Meet this week’s Personality and advocate for missing children, Tonya L. Childs:

Occupation: Sales support manager, Bank of America Merchant Services.

Date of birth: July 20.

Current residence: Henrico County.

Education: Business-travel degree.

Family: Two daughters, Salinda Childs, 24, and Lynelle Childs, 22, and one grandson, Jayden Alston-Childs, 6.

No. 1 volunteer position: Coordinator, Catena L. Parker Foundation Annual Walk-A-Thon.

Mission of Catena L. Parker Foundation: To provide support and be an emotional outlet for families of missing children.

Some reasons children go missing: Runaways, abductions and acts of violence are reasons some children go missing.

Why the foundation’s annual walk-a-thon is important: To raise awareness about a place that provides support to families that have missing children. It also brings awareness to the increasing number of children that go missing every year.

Who is invited to participate: Everyone in the community.

Other foundation sponsored projects: Child identification fact cards on loved ones, National Night Out events and Missing Persons Day Rally.

How I start the day: I start the day by making sure Jayden gets to school then I go to work. After work, my time is spent with homework and other activities.

I relax by: Watching TV or reading a good book.

A perfect day for me is: Having a clear calendar with nothing scheduled and I’m able to shop or enjoy pampering time.

Something I love to do that most people would never imagine: I’m a huge sports fan and the one sport that people are surprised I enjoy is NASCAR.

Best late-night snack: Peanut M&Ms.

A quote that I am inspired by is: “You and you alone are the only person who can live the life that writes the story that you were meant to tell. And the world needs your story because the world needs your voice.” – Kerry Washington.

The best thing my parents taught me: Hard work pays off and to keep aiming high to achieve goals.

The person who influenced me the most: My 85-year-old grandmother, Mary Childs, has always worked hard, loves her family and continues to be well respected.
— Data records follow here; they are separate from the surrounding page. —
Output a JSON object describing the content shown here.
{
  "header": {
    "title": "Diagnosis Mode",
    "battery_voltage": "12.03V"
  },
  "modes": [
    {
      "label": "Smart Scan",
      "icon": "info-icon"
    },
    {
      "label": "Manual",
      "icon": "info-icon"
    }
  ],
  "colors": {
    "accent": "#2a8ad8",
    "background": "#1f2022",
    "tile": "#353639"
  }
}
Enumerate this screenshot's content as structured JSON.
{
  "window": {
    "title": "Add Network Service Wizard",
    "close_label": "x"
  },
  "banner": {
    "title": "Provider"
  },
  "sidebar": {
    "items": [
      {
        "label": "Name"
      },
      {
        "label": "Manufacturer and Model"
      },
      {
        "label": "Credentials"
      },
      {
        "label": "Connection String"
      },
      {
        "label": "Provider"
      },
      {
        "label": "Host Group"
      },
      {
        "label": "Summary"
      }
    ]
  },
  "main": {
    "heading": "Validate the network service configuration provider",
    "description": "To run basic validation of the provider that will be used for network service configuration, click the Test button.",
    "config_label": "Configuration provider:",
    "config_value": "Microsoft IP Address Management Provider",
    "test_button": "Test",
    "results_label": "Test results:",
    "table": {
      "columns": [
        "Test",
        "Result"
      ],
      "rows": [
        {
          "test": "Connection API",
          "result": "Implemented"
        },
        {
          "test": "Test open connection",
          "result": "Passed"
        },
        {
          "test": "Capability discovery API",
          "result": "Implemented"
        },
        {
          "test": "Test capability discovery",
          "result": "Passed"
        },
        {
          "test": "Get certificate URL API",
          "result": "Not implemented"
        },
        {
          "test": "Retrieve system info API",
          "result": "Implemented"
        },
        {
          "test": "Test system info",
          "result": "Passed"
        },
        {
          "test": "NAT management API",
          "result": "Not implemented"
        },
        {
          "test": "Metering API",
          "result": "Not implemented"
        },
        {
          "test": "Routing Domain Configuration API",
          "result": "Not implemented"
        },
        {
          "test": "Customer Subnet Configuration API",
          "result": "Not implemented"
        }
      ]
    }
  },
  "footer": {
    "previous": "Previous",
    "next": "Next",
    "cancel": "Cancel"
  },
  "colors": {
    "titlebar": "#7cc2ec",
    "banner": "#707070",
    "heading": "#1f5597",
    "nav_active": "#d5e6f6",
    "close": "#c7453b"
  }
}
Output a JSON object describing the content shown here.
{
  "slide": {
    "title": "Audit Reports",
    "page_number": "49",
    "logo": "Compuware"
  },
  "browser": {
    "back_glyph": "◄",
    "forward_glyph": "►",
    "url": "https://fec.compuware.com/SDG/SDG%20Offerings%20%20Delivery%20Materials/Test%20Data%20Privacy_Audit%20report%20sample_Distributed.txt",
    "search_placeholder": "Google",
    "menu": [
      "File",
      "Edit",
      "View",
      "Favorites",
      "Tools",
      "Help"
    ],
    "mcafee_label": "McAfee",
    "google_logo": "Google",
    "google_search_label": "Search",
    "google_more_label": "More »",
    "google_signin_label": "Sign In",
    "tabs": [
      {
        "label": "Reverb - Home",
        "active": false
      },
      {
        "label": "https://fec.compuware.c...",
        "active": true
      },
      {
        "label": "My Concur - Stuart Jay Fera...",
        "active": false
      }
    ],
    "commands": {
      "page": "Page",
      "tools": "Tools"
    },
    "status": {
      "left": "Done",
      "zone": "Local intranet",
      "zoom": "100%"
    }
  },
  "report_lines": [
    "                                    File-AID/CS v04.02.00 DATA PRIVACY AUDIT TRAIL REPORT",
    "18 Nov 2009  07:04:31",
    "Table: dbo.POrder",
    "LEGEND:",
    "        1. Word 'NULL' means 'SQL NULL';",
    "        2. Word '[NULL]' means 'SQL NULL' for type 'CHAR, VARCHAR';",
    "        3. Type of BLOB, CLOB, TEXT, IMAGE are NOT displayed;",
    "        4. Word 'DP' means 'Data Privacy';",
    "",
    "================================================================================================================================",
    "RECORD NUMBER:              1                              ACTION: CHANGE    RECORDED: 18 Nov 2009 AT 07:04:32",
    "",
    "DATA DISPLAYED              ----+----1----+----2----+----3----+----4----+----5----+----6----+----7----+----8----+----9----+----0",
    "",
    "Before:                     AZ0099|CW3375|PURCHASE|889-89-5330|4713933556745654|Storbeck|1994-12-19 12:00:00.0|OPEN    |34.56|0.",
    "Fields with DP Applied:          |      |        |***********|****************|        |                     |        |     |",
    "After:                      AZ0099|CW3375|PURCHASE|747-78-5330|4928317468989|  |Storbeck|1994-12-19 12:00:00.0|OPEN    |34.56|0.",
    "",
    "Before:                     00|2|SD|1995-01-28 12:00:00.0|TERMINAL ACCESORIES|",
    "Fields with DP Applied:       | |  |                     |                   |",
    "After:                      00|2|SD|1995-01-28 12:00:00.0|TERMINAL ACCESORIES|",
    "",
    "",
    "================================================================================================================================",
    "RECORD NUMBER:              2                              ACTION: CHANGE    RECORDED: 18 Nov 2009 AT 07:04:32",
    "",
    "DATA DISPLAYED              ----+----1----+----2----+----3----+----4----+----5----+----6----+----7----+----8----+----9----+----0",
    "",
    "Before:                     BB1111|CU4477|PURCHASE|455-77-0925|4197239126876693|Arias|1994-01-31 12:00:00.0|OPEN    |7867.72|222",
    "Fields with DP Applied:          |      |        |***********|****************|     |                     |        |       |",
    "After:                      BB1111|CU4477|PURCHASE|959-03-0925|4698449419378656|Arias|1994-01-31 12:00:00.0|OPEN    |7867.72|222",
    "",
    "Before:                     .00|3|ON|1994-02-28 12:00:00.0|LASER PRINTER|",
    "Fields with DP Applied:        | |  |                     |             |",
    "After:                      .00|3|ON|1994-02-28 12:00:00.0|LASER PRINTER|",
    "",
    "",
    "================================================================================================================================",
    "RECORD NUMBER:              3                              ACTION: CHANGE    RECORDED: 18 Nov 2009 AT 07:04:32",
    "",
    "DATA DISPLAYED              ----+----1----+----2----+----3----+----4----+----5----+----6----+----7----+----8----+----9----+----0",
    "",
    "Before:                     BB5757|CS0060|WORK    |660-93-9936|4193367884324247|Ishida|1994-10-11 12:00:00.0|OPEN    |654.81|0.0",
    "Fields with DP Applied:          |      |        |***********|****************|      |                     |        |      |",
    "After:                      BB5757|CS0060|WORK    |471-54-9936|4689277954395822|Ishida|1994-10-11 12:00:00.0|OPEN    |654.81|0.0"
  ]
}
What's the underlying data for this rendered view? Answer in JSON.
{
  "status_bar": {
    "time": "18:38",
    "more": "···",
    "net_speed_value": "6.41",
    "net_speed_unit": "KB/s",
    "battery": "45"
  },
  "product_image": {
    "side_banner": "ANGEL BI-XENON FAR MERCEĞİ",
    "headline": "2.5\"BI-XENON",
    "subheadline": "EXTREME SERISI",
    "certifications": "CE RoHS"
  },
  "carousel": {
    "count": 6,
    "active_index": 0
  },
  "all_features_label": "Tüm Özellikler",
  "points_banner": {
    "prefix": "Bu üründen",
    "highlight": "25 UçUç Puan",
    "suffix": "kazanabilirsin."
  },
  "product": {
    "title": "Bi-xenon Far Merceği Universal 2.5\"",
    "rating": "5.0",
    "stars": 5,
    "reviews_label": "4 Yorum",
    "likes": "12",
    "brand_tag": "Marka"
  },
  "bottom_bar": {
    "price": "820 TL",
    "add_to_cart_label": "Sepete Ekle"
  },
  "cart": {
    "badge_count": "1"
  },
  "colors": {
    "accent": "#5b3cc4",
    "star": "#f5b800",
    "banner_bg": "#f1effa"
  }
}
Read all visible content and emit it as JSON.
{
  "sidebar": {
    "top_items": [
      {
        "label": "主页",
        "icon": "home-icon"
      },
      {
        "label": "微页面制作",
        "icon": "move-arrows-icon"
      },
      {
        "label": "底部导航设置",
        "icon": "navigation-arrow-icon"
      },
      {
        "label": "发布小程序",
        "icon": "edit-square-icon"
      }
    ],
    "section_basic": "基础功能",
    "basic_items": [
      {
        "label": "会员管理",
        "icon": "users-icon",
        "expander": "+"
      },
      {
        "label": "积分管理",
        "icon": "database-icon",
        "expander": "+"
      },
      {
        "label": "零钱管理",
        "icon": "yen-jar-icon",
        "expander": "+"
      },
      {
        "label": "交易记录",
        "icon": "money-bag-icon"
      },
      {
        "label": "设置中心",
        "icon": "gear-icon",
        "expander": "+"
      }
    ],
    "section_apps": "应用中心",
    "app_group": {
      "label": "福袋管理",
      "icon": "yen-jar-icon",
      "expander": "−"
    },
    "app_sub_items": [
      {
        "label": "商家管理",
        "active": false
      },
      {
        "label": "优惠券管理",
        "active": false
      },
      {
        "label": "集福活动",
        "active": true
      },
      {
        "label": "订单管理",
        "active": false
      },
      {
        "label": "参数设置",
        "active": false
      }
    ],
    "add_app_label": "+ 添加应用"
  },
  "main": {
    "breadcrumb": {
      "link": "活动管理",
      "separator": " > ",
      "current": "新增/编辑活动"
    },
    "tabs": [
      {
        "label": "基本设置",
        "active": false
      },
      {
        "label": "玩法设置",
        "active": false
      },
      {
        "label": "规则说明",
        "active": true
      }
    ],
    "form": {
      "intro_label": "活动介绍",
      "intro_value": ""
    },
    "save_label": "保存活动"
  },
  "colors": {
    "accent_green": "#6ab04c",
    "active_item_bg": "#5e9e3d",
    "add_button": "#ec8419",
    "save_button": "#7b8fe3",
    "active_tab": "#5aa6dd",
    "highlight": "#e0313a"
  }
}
She continues to give me life lessons — most importantly to share your talents and time with others.

Book that influenced me the most: “Emotional Intelligence 2.0” by Travis Bradberry and Jean Greaves.

What I’m reading now: “Trust” by Iyanla Vanzant.

If I had more time, I would: Travel to other countries.

My next goal: To connect with other foundations and nonprofit organizations as I believe there is strength in numbers and we can all continue to learn from one another.